[What to produce]: The whole listing needs to be returned exactly as it appears.

[Entries provided]:
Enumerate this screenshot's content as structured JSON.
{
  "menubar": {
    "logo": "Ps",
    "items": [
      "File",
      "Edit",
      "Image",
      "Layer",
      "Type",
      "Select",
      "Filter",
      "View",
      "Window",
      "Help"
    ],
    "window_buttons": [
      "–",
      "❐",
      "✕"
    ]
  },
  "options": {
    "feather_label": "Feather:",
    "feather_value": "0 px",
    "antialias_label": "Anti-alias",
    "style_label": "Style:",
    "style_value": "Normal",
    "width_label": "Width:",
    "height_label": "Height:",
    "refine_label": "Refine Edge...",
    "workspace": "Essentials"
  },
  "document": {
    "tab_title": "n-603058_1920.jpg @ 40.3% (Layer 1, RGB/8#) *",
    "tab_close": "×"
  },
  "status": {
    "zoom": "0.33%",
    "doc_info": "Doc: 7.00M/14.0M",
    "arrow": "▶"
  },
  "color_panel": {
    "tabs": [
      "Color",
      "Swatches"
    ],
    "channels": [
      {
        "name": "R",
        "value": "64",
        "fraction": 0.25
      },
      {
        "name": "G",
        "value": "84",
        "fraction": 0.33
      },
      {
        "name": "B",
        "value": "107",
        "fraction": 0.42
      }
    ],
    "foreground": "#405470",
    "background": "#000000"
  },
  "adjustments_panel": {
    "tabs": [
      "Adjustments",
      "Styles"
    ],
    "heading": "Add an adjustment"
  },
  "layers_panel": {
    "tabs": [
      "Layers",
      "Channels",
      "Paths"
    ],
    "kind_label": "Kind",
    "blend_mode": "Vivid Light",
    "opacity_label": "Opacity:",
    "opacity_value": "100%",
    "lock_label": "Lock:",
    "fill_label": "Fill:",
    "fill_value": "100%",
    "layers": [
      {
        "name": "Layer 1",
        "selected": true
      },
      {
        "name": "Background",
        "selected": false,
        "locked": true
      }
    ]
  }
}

[Exercise result]:
Enumerate this screenshot's content as structured JSON.
{
  "menubar": {
    "logo": "Ps",
    "items": [
      "File",
      "Edit",
      "Image",
      "Layer",
      "Type",
      "Select",
      "Filter",
      "View",
      "Window",
      "Help"
    ],
    "window_buttons": [
      "–",
      "❐",
      "✕"
    ]
  },
  "options": {
    "feather_label": "Feather:",
    "feather_value": "0 px",
    "antialias_label": "Anti-alias",
    "style_label": "Style:",
    "style_value": "Normal",
    "width_label": "Width:",
    "height_label": "Height:",
    "refine_label": "Refine Edge...",
    "workspace": "Essentials"
  },
  "document": {
    "tab_title": "n-603058_1920.jpg @ 40.3% (Layer 1, RGB/8#) *",
    "tab_close": "×"
  },
  "status": {
    "zoom": "0.33%",
    "doc_info": "Doc: 7.00M/14.0M",
    "arrow": "▶"
  },
  "color_panel": {
    "tabs": [
      "Color",
      "Swatches"
    ],
    "channels": [
      {
        "name": "R",
        "value": "64",
        "fraction": 0.25
      },
      {
        "name": "G",
        "value": "84",
        "fraction": 0.33
      },
      {
        "name": "B",
        "value": "107",
        "fraction": 0.42
      }
    ],
    "foreground": "#405470",
    "background": "#000000"
  },
  "adjustments_panel": {
    "tabs": [
      "Adjustments",
      "Styles"
    ],
    "heading": "Add an adjustment"
  },
  "layers_panel": {
    "tabs": [
      "Layers",
      "Channels",
      "Paths"
    ],
    "kind_label": "Kind",
    "blend_mode": "Vivid Light",
    "opacity_label": "Opacity:",
    "opacity_value": "100%",
    "lock_label": "Lock:",
    "fill_label": "Fill:",
    "fill_value": "100%",
    "layers": [
      {
        "name": "Layer 1",
        "selected": true
      },
      {
        "name": "Background",
        "selected": false,
        "locked": true
      }
    ]
  }
}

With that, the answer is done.